The text on this page has been created from Hansard archive content, it may contain typographical errors.

11.5 a.m.

I beg to move, in page 1, line 15, to leave out "August, nineteen hundred and forty-nine." and to insert, "January, nineteen hundred and fifty."

I was advised to put this Amendment down to give another place more time to consider the Bill; and, of course, it may be of assistance to slaughtering establishments in the event of their having to make some adjustment of their equipment.

Amendment agreed to.

11.6 a.m.

I beg to move, "That the Bill be now read the Third time."

I am very grateful to the House for its good will, which has so far facilitated the progress of this Bill. I ask the House only to extend its good will for a few minutes more in order that the Bill may receive its Third Reading. For the benefit of Members not present during the Committee stage of the Bill, perhaps I should explain that the Bill applies only to pigs which are sent to slaughterhouses or knackers' yards. So far as I can make out—and it is rather difficult to make out—but so far as I can ascertain, humane methods in these establishments are already the practice, so it is quite possible that the Bill will make very little difference at all. I should like to think that about many Bills, and I am sure many of us would. However, one cannot be sure that as the law stands at present, pigs cannot be killed by any method in a slaughtering establishment, and so I introduced the Bill in order to make quite sure that, however many or however few these pigs may be, they do meet a humane end. After all, a pig is a most courageous animal, and I am quite sure it would not squeal for having its throat cut without good reason. Although it was not reported by HANSARD at the time, the hon. Member for West Fife (Mr. Gallacher) said that in certain eventualities he would certainly seek protection under this Bill. For all I know, many of us may wish to seek protection under this Bill before our days are through. However, let us make quite sure that certainly as far as animals are concerned—pigs—their end is a humane one in slaughterhouses.

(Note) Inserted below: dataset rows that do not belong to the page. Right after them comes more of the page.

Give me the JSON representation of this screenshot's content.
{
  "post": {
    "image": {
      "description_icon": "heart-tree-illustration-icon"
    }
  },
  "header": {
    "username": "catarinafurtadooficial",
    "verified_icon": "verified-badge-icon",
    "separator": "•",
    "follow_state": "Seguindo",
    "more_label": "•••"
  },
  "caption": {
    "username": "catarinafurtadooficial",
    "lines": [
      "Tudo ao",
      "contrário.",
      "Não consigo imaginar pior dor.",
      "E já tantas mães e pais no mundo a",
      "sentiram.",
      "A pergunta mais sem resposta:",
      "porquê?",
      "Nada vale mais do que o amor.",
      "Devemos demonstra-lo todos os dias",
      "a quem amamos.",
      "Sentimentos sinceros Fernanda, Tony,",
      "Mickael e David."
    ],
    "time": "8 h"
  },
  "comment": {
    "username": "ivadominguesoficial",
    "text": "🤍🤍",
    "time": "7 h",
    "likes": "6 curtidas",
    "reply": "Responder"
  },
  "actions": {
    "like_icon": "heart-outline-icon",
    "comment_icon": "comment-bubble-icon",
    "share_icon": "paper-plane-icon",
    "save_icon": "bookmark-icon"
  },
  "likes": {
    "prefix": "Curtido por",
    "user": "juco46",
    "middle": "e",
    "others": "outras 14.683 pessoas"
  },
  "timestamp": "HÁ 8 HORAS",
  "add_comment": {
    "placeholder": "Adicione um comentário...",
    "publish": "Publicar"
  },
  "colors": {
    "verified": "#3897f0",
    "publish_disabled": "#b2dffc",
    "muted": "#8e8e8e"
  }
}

I should like to thank the Secretary of State and his Department for the assistance they have given me in introducing the Bill and during its progress through the House so far. I am very sorry that my hon. and gallant Friend the Member for Ayr Burghs (Lieut.-Colonel Sir T. Moore) is unable to be present, because I know he was particularly keen on this Bill. He did tell me he would unavoidably be detained today, and that there was nothing he could do about being present. I am sorry he is not here because this was really his baby originally. All I can say is that I hope that he considers me a good midwife. I commend the Bill to the House. I think it is a Measure which is overdue. It has received a great deal of support in Scotland from very eminent bodies, and I urge the House most strongly to give the Bill its Third Reading.

11.10 a.m.

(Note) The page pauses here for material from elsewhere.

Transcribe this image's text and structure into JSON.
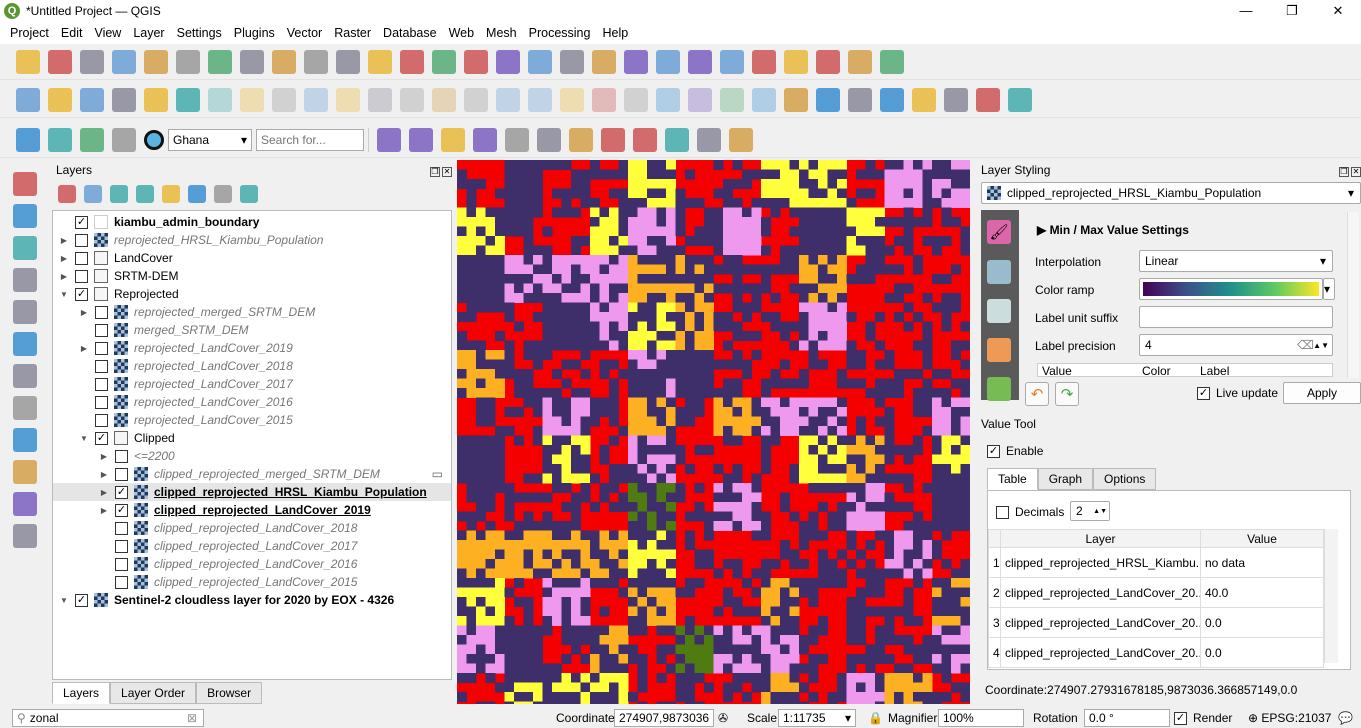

Although, as my hon. and gallant Friend has said, this Bill, which I hope will now get the Third Reading, does not take matters very much further, it at least puts the humble swine on a level with other animals used for human consumption. The pig is the most misunderstood of all domestic animals. Not only is it the cleanest in its habits, but there is not a part of it which is not of immense value; nothing is lost; and that cannot be said of any other animal killed for human consumption. Merely because the pig is regarded, quite wrongly, as something much lower than any other domestic animal is not to say that it should not receive the same humane treatment. That is something which requires righting, and this Bill, small as it is, is a step in that direction. I hope that a Bill will follow this to cover pigs slaughtered not in official slaughterhouses, so that the same humane conditions may apply everywhere.

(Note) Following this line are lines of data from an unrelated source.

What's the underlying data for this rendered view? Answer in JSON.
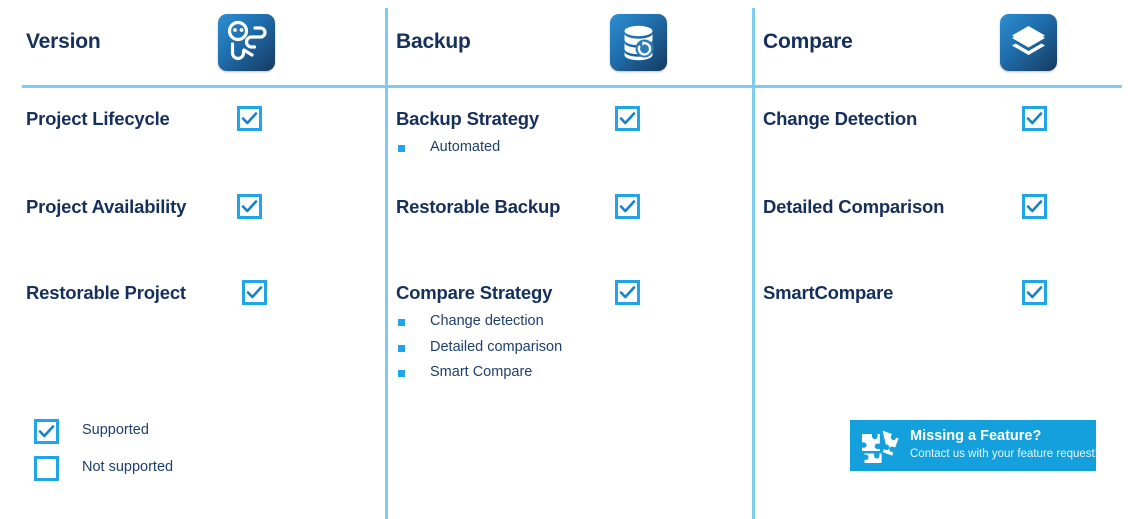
{
  "theme": {
    "navy": "#16305c",
    "accent_blue": "#22a5e8",
    "rule_blue": "#7ecbf0",
    "cta_blue": "#14a0dc",
    "tile_gradient_from": "#2d8fd0",
    "tile_gradient_to": "#16395e",
    "background": "#ffffff"
  },
  "columns": [
    {
      "title": "Version",
      "icon": "version-branch-icon",
      "features": [
        {
          "name": "Project Lifecycle",
          "supported": true,
          "sub": []
        },
        {
          "name": "Project Availability",
          "supported": true,
          "sub": []
        },
        {
          "name": "Restorable Project",
          "supported": true,
          "sub": []
        }
      ]
    },
    {
      "title": "Backup",
      "icon": "database-restore-icon",
      "features": [
        {
          "name": "Backup Strategy",
          "supported": true,
          "sub": [
            "Automated"
          ]
        },
        {
          "name": "Restorable Backup",
          "supported": true,
          "sub": []
        },
        {
          "name": "Compare Strategy",
          "supported": true,
          "sub": [
            "Change detection",
            "Detailed comparison",
            "Smart Compare"
          ]
        }
      ]
    },
    {
      "title": "Compare",
      "icon": "layers-stack-icon",
      "features": [
        {
          "name": "Change Detection",
          "supported": true,
          "sub": []
        },
        {
          "name": "Detailed Comparison",
          "supported": true,
          "sub": []
        },
        {
          "name": "SmartCompare",
          "supported": true,
          "sub": []
        }
      ]
    }
  ],
  "legend": [
    {
      "label": "Supported",
      "checked": true
    },
    {
      "label": "Not supported",
      "checked": false
    }
  ],
  "cta": {
    "icon": "puzzle-piece-icon",
    "title": "Missing a Feature?",
    "subtitle": "Contact us with your feature request!"
  }
}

Question put, and agreed to.

Bill read the Third time, and passed.